### GIVEN DATA
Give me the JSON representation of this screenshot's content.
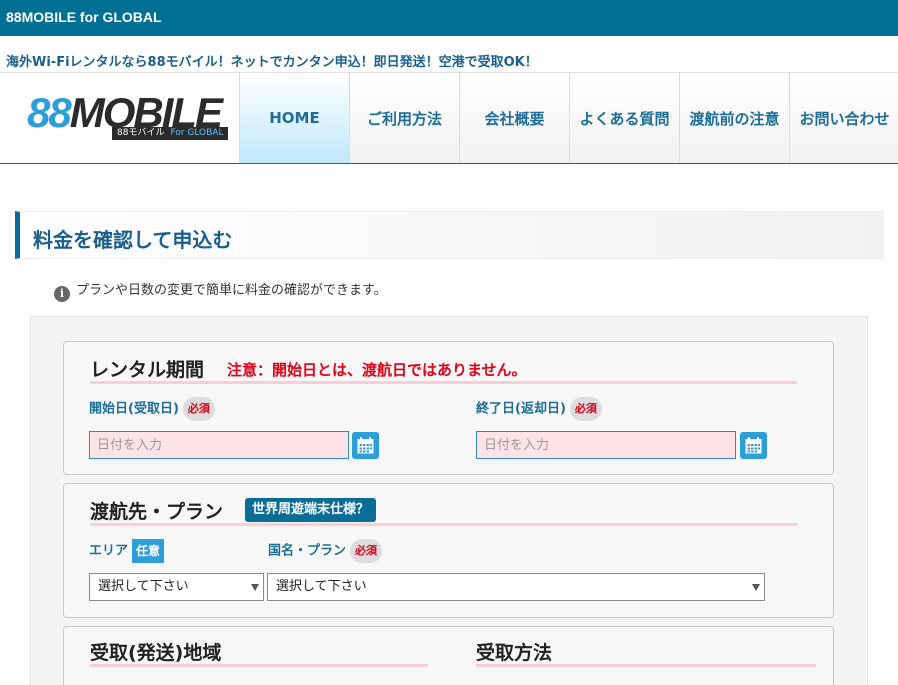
{
  "topbar": {
    "brand": "88MOBILE for GLOBAL"
  },
  "tagline": "海外Wi-Fiレンタルなら88モバイル！ネットでカンタン申込！即日発送！空港で受取OK！",
  "logo": {
    "num": "88",
    "word": "MOBILE",
    "sub_left": "88モバイル",
    "sub_right": "For GLOBAL"
  },
  "nav": {
    "items": [
      {
        "label": "HOME"
      },
      {
        "label": "ご利用方法"
      },
      {
        "label": "会社概要"
      },
      {
        "label": "よくある質問"
      },
      {
        "label": "渡航前の注意"
      },
      {
        "label": "お問い合わせ"
      }
    ]
  },
  "section": {
    "title": "料金を確認して申込む"
  },
  "info": {
    "icon": "i",
    "text": "プランや日数の変更で簡単に料金の確認ができます。"
  },
  "rental": {
    "title": "レンタル期間",
    "warning": "注意：開始日とは、渡航日ではありません。",
    "start_label": "開始日(受取日)",
    "end_label": "終了日(返却日)",
    "required": "必須",
    "date_placeholder": "日付を入力"
  },
  "destination": {
    "title": "渡航先・プラン",
    "badge": "世界周遊端末仕様？",
    "area_label": "エリア",
    "optional": "任意",
    "country_label": "国名・プラン",
    "required": "必須",
    "area_select": "選択して下さい",
    "country_select": "選択して下さい"
  },
  "pickup": {
    "region_title": "受取(発送)地域",
    "method_title": "受取方法"
  },
  "colors": {
    "primary": "#006f94",
    "accent": "#2d9fd8",
    "warning": "#e0001a",
    "input_bg": "#fde3e8",
    "underline": "#f8cdd6"
  }
}
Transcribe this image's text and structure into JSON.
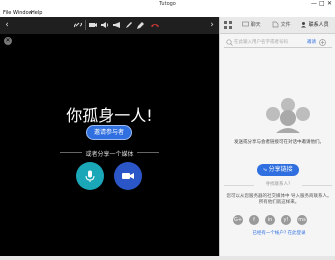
{
  "window": {
    "title": "Tutogo",
    "controls": [
      "—",
      "□",
      "✕"
    ]
  },
  "menu": [
    "File",
    "Window",
    "Help"
  ],
  "toolbar": {
    "icons": [
      "link-icon",
      "camera-icon",
      "speaker-icon",
      "megaphone-icon",
      "pen-icon",
      "edit-icon",
      "hangup-icon",
      "mic-icon"
    ]
  },
  "main": {
    "alone_text": "你孤身一人!",
    "invite_label": "邀请参与者",
    "share_media_label": "或者分享一个媒体"
  },
  "side": {
    "tabs": [
      "聊天",
      "文件",
      "联系人员"
    ],
    "search_placeholder": "在此输入用户名字或者号码",
    "invite_link": "邀请",
    "hint": "发送或分享与会者链接可在对话中邀请他们。",
    "share_link_label": "分享链接",
    "find_label": "寻找联系人?",
    "find_text": "您可以从您服务器的社交媒体中 导入服务商联系人。所有他们就这样来。",
    "socials": [
      "G+",
      "f",
      "in",
      "y!",
      "ms"
    ],
    "sent_link": "已经有一个帐户? 在此登录"
  },
  "colors": {
    "accent": "#2f6fe0",
    "mic_bg": "#1aa8b8",
    "cam_bg": "#2a56c8"
  }
}
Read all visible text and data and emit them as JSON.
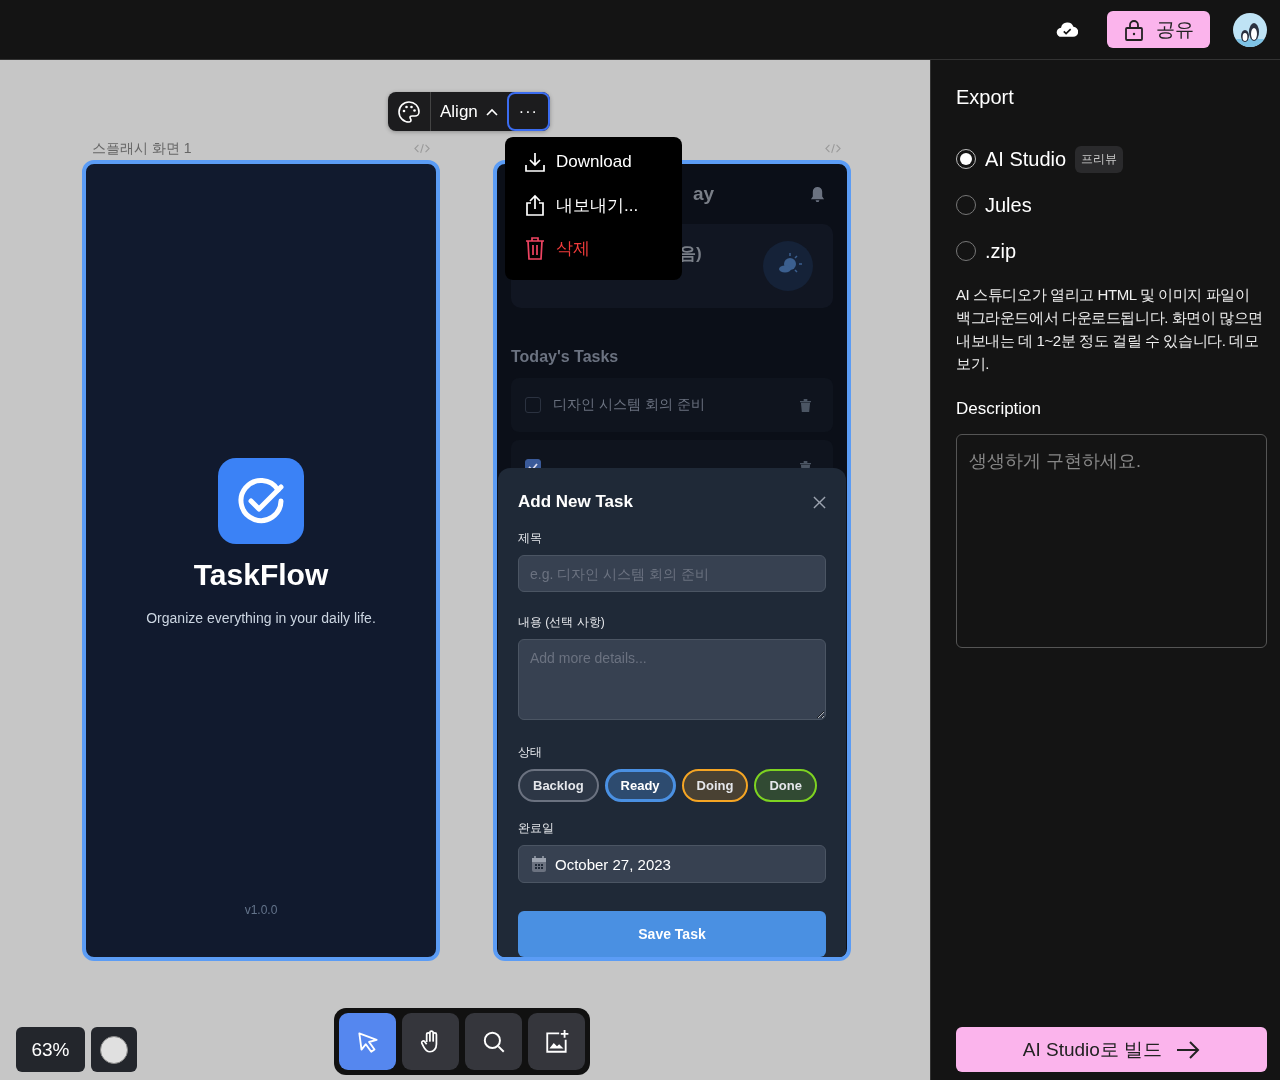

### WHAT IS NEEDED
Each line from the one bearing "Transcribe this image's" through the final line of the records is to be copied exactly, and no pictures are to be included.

### WRITTEN RESPONSE
Transcribe this image's text and structure into JSON.
{
  "window": {
    "title": "Tutogo",
    "controls": [
      "—",
      "□",
      "✕"
    ]
  },
  "menu": [
    "File",
    "Window",
    "Help"
  ],
  "toolbar": {
    "icons": [
      "link-icon",
      "camera-icon",
      "speaker-icon",
      "megaphone-icon",
      "pen-icon",
      "edit-icon",
      "hangup-icon",
      "mic-icon"
    ]
  },
  "main": {
    "alone_text": "你孤身一人!",
    "invite_label": "邀请参与者",
    "share_media_label": "或者分享一个媒体"
  },
  "side": {
    "tabs": [
      "聊天",
      "文件",
      "联系人员"
    ],
    "search_placeholder": "在此输入用户名字或者号码",
    "invite_link": "邀请",
    "hint": "发送或分享与会者链接可在对话中邀请他们。",
    "share_link_label": "分享链接",
    "find_label": "寻找联系人?",
    "find_text": "您可以从您服务器的社交媒体中 导入服务商联系人。所有他们就这样来。",
    "socials": [
      "G+",
      "f",
      "in",
      "y!",
      "ms"
    ],
    "sent_link": "已经有一个帐户? 在此登录"
  },
  "colors": {
    "accent": "#2f6fe0",
    "mic_bg": "#1aa8b8",
    "cam_bg": "#2a56c8"
  }
}
Read all visible text and data and emit them as JSON.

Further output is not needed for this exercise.